As with every other artistic photographic impulse, imagination cannot be forced, only coaxed. When one pursues only technical aspects of photography, one forces something that needs to be allowed to choose the moment in which it will be seen. A photographer shouldn't be simply a spectator. To be taken by a photograph requires that you be open & active participant in the moment, so when the decisive moment shows itself you can capture the moment decisively.

Sunday, 16 September 2012

A wet evening

What a wet evening we are having. I walked home listening to another podcast about putting emotion into you images. Falcon was the narrator, interesting character, interesting podcast. He talks about how it is our job to get it right in the camera, get as much information into your histogram, always go a little bit brighter as it is easier to put ink into the shadows than trying to pull detail out of it.

Photoshop, though one of the most inspiring pieces of software ever written was never intended to be used as a jack hammer, it was intended to be used as a emery board, what do you  do are you a jack hammer or a emeryboard.

Saturday, 15 September 2012

RGB is not a colour, it is a formula to mix colour

If you can see it with your eye it is a colour. How you control colour is one of the elements that will determine how the viewers eyes moves across your image. From the moment of capture understanding the formula to mix colour will make your images more successful when they are printed.
If something moves you take a picture of it, dont hesitate or that moment will be lost. The moment of life happens it will not re happen. Viola Spolin said, in absolute spontaneity, you get absolute truth. You can only be one way when you are spontaneous and that is truthful. By staying in the moment & allowing the spontaneity of your  experience to cause the shutter to be fired.

Friday, 14 September 2012

What happens to you.

The way you live your life is not determined by what happens to you, but by how you react to what happens. You are not defined by what life brings to you, but rather by the attitude you bring to life. If you have a positive attitude, you trigger a chain reaction of positive events & positive outcomes that will be seen in your images, for they are a reflection of how you live your life.

Sometime you have to tie up the editor & let your creative self take over.

Every image you create is an expression of the artistic inspiration that moves you. You express your creative voice by  developing the ability to show this without screaming for attention.

Thursday, 13 September 2012

Desaturated image

What is lost when an image is desaturated is all the colour information. What is left is simply luminance, or light & dark aspect of the image. What is not present , as would be the case in film image is the relationship between red, green& blue translated to the greyscale.

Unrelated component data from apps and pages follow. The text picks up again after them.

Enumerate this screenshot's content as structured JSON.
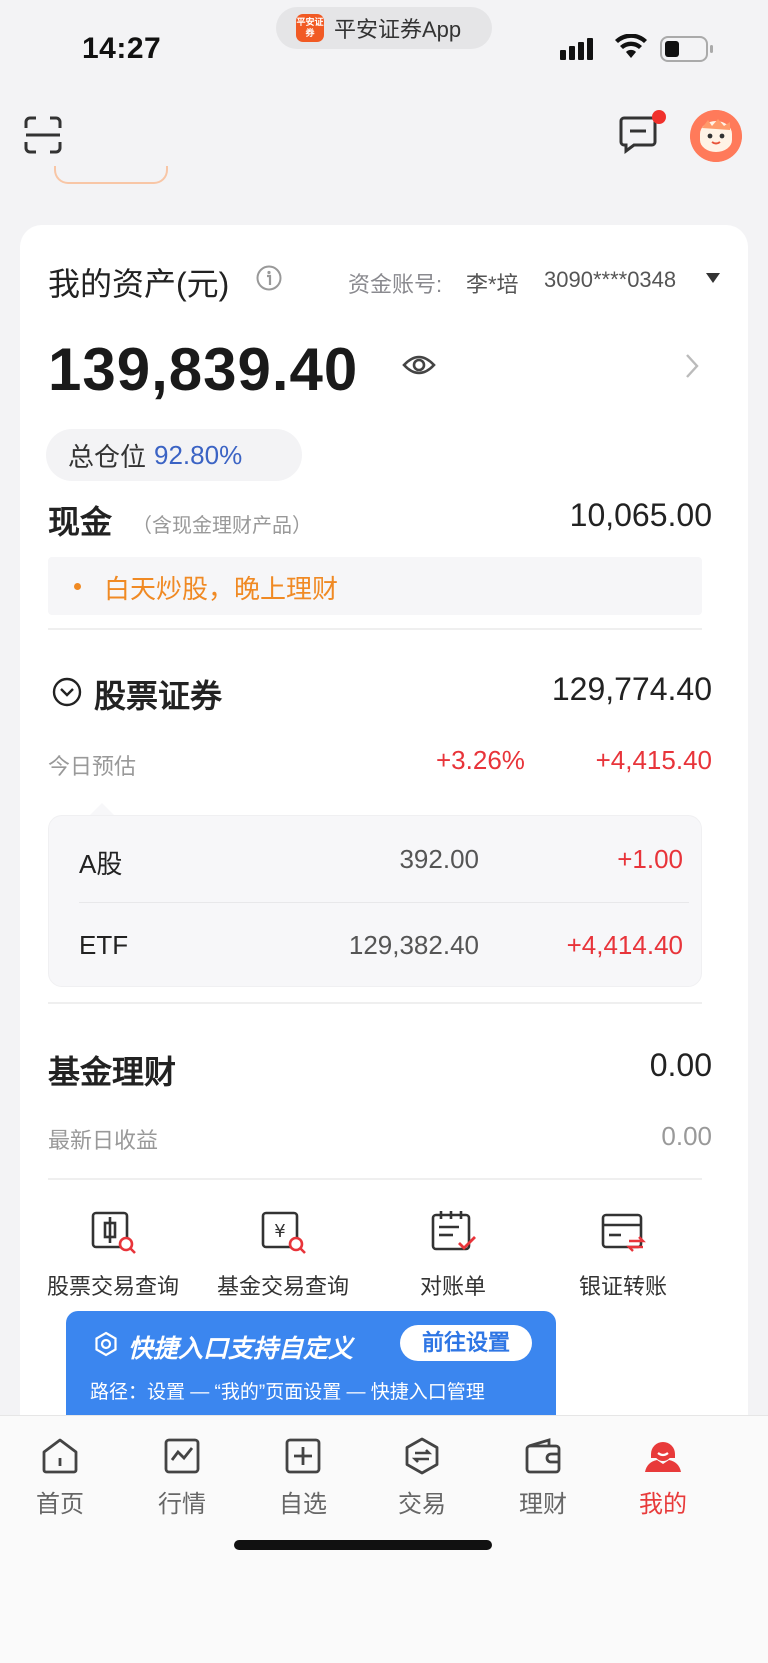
{
  "status_bar": {
    "time": "14:27",
    "app_logo_text": "平安证券",
    "app_name": "平安证券App"
  },
  "assets": {
    "title": "我的资产(元)",
    "account_label": "资金账号:",
    "account_name": "李*培",
    "account_number": "3090****0348",
    "total": "139,839.40",
    "position_label": "总仓位",
    "position_value": "92.80%"
  },
  "cash": {
    "title": "现金",
    "subtitle": "（含现金理财产品）",
    "value": "10,065.00",
    "promo": "白天炒股，晚上理财"
  },
  "stocks": {
    "title": "股票证券",
    "value": "129,774.40",
    "today_label": "今日预估",
    "today_pct": "+3.26%",
    "today_amount": "+4,415.40",
    "rows": [
      {
        "name": "A股",
        "value": "392.00",
        "change": "+1.00"
      },
      {
        "name": "ETF",
        "value": "129,382.40",
        "change": "+4,414.40"
      }
    ]
  },
  "fund": {
    "title": "基金理财",
    "value": "0.00",
    "daily_label": "最新日收益",
    "daily_value": "0.00"
  },
  "quick_actions": [
    {
      "label": "股票交易查询",
      "icon": "stock-query-icon"
    },
    {
      "label": "基金交易查询",
      "icon": "fund-query-icon"
    },
    {
      "label": "对账单",
      "icon": "statement-icon"
    },
    {
      "label": "银证转账",
      "icon": "bank-transfer-icon"
    }
  ],
  "tooltip": {
    "title": "快捷入口支持自定义",
    "button": "前往设置",
    "path": "路径：设置 — “我的”页面设置 — 快捷入口管理"
  },
  "tabbar": [
    {
      "label": "首页",
      "icon": "home-icon"
    },
    {
      "label": "行情",
      "icon": "market-icon"
    },
    {
      "label": "自选",
      "icon": "watchlist-icon"
    },
    {
      "label": "交易",
      "icon": "trade-icon"
    },
    {
      "label": "理财",
      "icon": "wallet-icon"
    },
    {
      "label": "我的",
      "icon": "profile-icon",
      "active": true
    }
  ],
  "colors": {
    "accent_red": "#e8343a",
    "accent_blue": "#3b63c4",
    "promo_orange": "#f08a24",
    "tooltip_blue": "#3b86ef"
  }
}
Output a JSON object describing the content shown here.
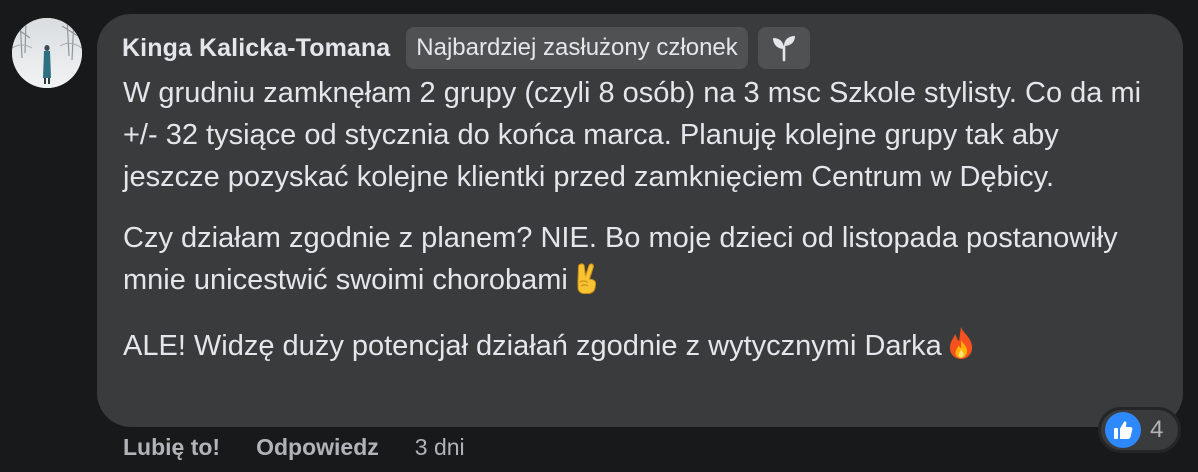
{
  "comment": {
    "author": "Kinga Kalicka-Tomana",
    "badge_label": "Najbardziej zasłużony członek",
    "badge_icon": "sprout-icon",
    "paragraphs": [
      "W grudniu zamknęłam 2 grupy (czyli 8 osób) na 3 msc Szkole stylisty. Co da mi +/- 32 tysiące od stycznia do końca marca. Planuję kolejne grupy tak aby jeszcze pozyskać kolejne klientki przed zamknięciem Centrum w Dębicy.",
      "Czy działam zgodnie z planem? NIE. Bo moje dzieci od listopada postanowiły mnie unicestwić swoimi chorobami",
      "ALE! Widzę duży potencjał działań zgodnie z wytycznymi Darka"
    ],
    "paragraph_emojis": [
      "",
      "victory-hand-icon",
      "fire-icon"
    ]
  },
  "actions": {
    "like_label": "Lubię to!",
    "reply_label": "Odpowiedz",
    "timestamp": "3 dni"
  },
  "reactions": {
    "icon": "thumbs-up-icon",
    "count": "4"
  },
  "colors": {
    "background": "#18191a",
    "bubble": "#3a3b3c",
    "text": "#e4e6eb",
    "secondary_text": "#b0b3b8",
    "like_blue": "#2e89ff"
  }
}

Photography should not be about taking images, it should be about being taken by them, It should be about allowing yourself to be completely consumed by the decisive moment that will pull you through the lens & the  image is captured along the way.


B & W photography is a beautiful medium for self expression. In a world dominated by colour, there are still lots of photographers practising the art of monochrome photography. I suggest you seek out some of there work for inspiration & Motivation.

Tuesday, 11 September 2012

So why Black & White

B&W gives us an artistic view of the world we live in, you remove the colour & the story has to stand out , the lines, textures & feeling come rushing to the surface if they are there. Too many people think that if the image is a lousy colour image it will make a good B&W wrong on so many levels. A good B&W will stop you in your tracks faster & hold your attention longer than any Colour image, that is due to the emotional impact that B&W has over us. If we think when we see in B&W it is night time, when are we at our most vulnerably at night, there are animals who see better at night & can kill us, so B&W causes a primal emotion within us. For me B&W is the purist form of photography & is far harder to achieve & achieve well. more on  B&W to follow.